[Records from a data source]
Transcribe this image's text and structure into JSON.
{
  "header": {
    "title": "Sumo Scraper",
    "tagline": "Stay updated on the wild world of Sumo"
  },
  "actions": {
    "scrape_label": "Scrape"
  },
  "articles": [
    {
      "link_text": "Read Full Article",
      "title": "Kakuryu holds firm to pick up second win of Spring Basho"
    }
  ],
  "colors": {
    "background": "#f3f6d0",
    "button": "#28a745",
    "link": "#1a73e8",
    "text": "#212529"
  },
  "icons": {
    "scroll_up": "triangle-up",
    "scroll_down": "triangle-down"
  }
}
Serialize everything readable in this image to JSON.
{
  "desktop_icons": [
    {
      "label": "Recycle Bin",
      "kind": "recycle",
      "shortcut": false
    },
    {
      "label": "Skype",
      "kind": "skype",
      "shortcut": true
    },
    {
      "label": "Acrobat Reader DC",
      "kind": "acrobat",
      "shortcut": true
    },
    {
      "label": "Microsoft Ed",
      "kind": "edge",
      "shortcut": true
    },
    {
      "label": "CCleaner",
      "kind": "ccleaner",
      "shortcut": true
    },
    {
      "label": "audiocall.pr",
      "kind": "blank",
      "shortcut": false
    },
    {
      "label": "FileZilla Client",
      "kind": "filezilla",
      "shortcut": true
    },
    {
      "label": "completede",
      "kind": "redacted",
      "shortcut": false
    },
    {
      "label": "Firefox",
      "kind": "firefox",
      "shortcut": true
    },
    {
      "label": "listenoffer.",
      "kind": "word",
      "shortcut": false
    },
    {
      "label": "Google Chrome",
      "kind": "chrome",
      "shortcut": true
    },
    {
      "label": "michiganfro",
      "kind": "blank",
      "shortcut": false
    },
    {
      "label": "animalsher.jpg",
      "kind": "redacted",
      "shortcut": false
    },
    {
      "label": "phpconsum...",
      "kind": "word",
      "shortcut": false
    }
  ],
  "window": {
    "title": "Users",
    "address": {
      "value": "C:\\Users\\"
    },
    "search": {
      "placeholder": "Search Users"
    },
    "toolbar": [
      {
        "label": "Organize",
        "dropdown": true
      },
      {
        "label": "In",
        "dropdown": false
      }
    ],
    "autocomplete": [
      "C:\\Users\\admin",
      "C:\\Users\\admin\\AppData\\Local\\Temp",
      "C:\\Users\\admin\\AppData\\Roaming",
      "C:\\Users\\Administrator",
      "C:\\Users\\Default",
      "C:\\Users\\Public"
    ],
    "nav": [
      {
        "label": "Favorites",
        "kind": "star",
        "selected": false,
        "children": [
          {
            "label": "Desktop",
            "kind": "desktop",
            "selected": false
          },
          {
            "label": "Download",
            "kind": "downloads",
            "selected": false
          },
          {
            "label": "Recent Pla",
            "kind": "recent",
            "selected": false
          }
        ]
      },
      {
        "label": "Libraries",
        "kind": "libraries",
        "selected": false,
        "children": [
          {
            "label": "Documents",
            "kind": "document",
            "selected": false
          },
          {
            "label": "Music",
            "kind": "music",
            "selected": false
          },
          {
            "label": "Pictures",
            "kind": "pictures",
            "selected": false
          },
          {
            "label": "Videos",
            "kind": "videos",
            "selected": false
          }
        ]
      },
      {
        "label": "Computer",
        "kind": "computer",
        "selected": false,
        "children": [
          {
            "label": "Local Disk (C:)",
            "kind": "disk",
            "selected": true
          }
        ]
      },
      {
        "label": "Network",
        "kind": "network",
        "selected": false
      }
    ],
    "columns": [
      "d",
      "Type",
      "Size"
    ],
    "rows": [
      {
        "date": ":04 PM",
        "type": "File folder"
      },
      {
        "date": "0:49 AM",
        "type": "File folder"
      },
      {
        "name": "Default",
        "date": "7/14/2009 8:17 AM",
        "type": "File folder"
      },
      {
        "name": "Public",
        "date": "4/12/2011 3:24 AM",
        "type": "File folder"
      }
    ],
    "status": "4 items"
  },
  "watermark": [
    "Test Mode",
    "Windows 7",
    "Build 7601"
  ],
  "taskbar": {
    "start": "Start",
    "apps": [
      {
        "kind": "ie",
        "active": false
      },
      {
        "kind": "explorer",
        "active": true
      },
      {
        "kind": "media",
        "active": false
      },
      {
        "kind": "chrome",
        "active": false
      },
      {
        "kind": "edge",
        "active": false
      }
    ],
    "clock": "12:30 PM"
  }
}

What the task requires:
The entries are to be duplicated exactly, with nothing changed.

Solution to the exercise:
Transcribe this image's text and structure into JSON.
{
  "header": {
    "title": "Sumo Scraper",
    "tagline": "Stay updated on the wild world of Sumo"
  },
  "actions": {
    "scrape_label": "Scrape"
  },
  "articles": [
    {
      "link_text": "Read Full Article",
      "title": "Kakuryu holds firm to pick up second win of Spring Basho"
    }
  ],
  "colors": {
    "background": "#f3f6d0",
    "button": "#28a745",
    "link": "#1a73e8",
    "text": "#212529"
  },
  "icons": {
    "scroll_up": "triangle-up",
    "scroll_down": "triangle-down"
  }
}
Serialize everything readable in this image to JSON.
{
  "desktop_icons": [
    {
      "label": "Recycle Bin",
      "kind": "recycle",
      "shortcut": false
    },
    {
      "label": "Skype",
      "kind": "skype",
      "shortcut": true
    },
    {
      "label": "Acrobat Reader DC",
      "kind": "acrobat",
      "shortcut": true
    },
    {
      "label": "Microsoft Ed",
      "kind": "edge",
      "shortcut": true
    },
    {
      "label": "CCleaner",
      "kind": "ccleaner",
      "shortcut": true
    },
    {
      "label": "audiocall.pr",
      "kind": "blank",
      "shortcut": false
    },
    {
      "label": "FileZilla Client",
      "kind": "filezilla",
      "shortcut": true
    },
    {
      "label": "completede",
      "kind": "redacted",
      "shortcut": false
    },
    {
      "label": "Firefox",
      "kind": "firefox",
      "shortcut": true
    },
    {
      "label": "listenoffer.",
      "kind": "word",
      "shortcut": false
    },
    {
      "label": "Google Chrome",
      "kind": "chrome",
      "shortcut": true
    },
    {
      "label": "michiganfro",
      "kind": "blank",
      "shortcut": false
    },
    {
      "label": "animalsher.jpg",
      "kind": "redacted",
      "shortcut": false
    },
    {
      "label": "phpconsum...",
      "kind": "word",
      "shortcut": false
    }
  ],
  "window": {
    "title": "Users",
    "address": {
      "value": "C:\\Users\\"
    },
    "search": {
      "placeholder": "Search Users"
    },
    "toolbar": [
      {
        "label": "Organize",
        "dropdown": true
      },
      {
        "label": "In",
        "dropdown": false
      }
    ],
    "autocomplete": [
      "C:\\Users\\admin",
      "C:\\Users\\admin\\AppData\\Local\\Temp",
      "C:\\Users\\admin\\AppData\\Roaming",
      "C:\\Users\\Administrator",
      "C:\\Users\\Default",
      "C:\\Users\\Public"
    ],
    "nav": [
      {
        "label": "Favorites",
        "kind": "star",
        "selected": false,
        "children": [
          {
            "label": "Desktop",
            "kind": "desktop",
            "selected": false
          },
          {
            "label": "Download",
            "kind": "downloads",
            "selected": false
          },
          {
            "label": "Recent Pla",
            "kind": "recent",
            "selected": false
          }
        ]
      },
      {
        "label": "Libraries",
        "kind": "libraries",
        "selected": false,
        "children": [
          {
            "label": "Documents",
            "kind": "document",
            "selected": false
          },
          {
            "label": "Music",
            "kind": "music",
            "selected": false
          },
          {
            "label": "Pictures",
            "kind": "pictures",
            "selected": false
          },
          {
            "label": "Videos",
            "kind": "videos",
            "selected": false
          }
        ]
      },
      {
        "label": "Computer",
        "kind": "computer",
        "selected": false,
        "children": [
          {
            "label": "Local Disk (C:)",
            "kind": "disk",
            "selected": true
          }
        ]
      },
      {
        "label": "Network",
        "kind": "network",
        "selected": false
      }
    ],
    "columns": [
      "d",
      "Type",
      "Size"
    ],
    "rows": [
      {
        "date": ":04 PM",
        "type": "File folder"
      },
      {
        "date": "0:49 AM",
        "type": "File folder"
      },
      {
        "name": "Default",
        "date": "7/14/2009 8:17 AM",
        "type": "File folder"
      },
      {
        "name": "Public",
        "date": "4/12/2011 3:24 AM",
        "type": "File folder"
      }
    ],
    "status": "4 items"
  },
  "watermark": [
    "Test Mode",
    "Windows 7",
    "Build 7601"
  ],
  "taskbar": {
    "start": "Start",
    "apps": [
      {
        "kind": "ie",
        "active": false
      },
      {
        "kind": "explorer",
        "active": true
      },
      {
        "kind": "media",
        "active": false
      },
      {
        "kind": "chrome",
        "active": false
      },
      {
        "kind": "edge",
        "active": false
      }
    ],
    "clock": "12:30 PM"
  }
}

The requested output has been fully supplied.